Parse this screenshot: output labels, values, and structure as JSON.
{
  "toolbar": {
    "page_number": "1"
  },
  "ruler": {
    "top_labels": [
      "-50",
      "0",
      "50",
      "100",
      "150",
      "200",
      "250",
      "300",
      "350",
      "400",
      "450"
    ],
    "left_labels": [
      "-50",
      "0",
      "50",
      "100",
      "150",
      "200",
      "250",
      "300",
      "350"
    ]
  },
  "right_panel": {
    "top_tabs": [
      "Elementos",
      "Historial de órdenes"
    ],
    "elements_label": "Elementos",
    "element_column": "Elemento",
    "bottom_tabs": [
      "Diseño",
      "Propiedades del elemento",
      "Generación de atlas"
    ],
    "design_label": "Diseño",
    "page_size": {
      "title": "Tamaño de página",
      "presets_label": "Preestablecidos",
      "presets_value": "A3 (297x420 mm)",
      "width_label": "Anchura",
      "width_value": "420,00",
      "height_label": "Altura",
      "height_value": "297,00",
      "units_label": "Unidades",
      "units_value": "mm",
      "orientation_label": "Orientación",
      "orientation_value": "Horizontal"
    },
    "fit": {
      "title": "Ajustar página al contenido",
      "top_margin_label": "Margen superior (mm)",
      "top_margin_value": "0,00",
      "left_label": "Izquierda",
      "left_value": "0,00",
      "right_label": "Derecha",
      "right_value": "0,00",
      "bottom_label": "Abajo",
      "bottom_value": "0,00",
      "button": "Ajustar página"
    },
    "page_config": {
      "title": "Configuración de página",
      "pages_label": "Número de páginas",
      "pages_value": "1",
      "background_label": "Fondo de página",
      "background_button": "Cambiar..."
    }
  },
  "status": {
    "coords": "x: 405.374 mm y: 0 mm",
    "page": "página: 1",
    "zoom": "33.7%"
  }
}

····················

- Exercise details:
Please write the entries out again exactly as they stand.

- Response to the exercise:
Parse this screenshot: output labels, values, and structure as JSON.
{
  "toolbar": {
    "page_number": "1"
  },
  "ruler": {
    "top_labels": [
      "-50",
      "0",
      "50",
      "100",
      "150",
      "200",
      "250",
      "300",
      "350",
      "400",
      "450"
    ],
    "left_labels": [
      "-50",
      "0",
      "50",
      "100",
      "150",
      "200",
      "250",
      "300",
      "350"
    ]
  },
  "right_panel": {
    "top_tabs": [
      "Elementos",
      "Historial de órdenes"
    ],
    "elements_label": "Elementos",
    "element_column": "Elemento",
    "bottom_tabs": [
      "Diseño",
      "Propiedades del elemento",
      "Generación de atlas"
    ],
    "design_label": "Diseño",
    "page_size": {
      "title": "Tamaño de página",
      "presets_label": "Preestablecidos",
      "presets_value": "A3 (297x420 mm)",
      "width_label": "Anchura",
      "width_value": "420,00",
      "height_label": "Altura",
      "height_value": "297,00",
      "units_label": "Unidades",
      "units_value": "mm",
      "orientation_label": "Orientación",
      "orientation_value": "Horizontal"
    },
    "fit": {
      "title": "Ajustar página al contenido",
      "top_margin_label": "Margen superior (mm)",
      "top_margin_value": "0,00",
      "left_label": "Izquierda",
      "left_value": "0,00",
      "right_label": "Derecha",
      "right_value": "0,00",
      "bottom_label": "Abajo",
      "bottom_value": "0,00",
      "button": "Ajustar página"
    },
    "page_config": {
      "title": "Configuración de página",
      "pages_label": "Número de páginas",
      "pages_value": "1",
      "background_label": "Fondo de página",
      "background_button": "Cambiar..."
    }
  },
  "status": {
    "coords": "x: 405.374 mm y: 0 mm",
    "page": "página: 1",
    "zoom": "33.7%"
  }
}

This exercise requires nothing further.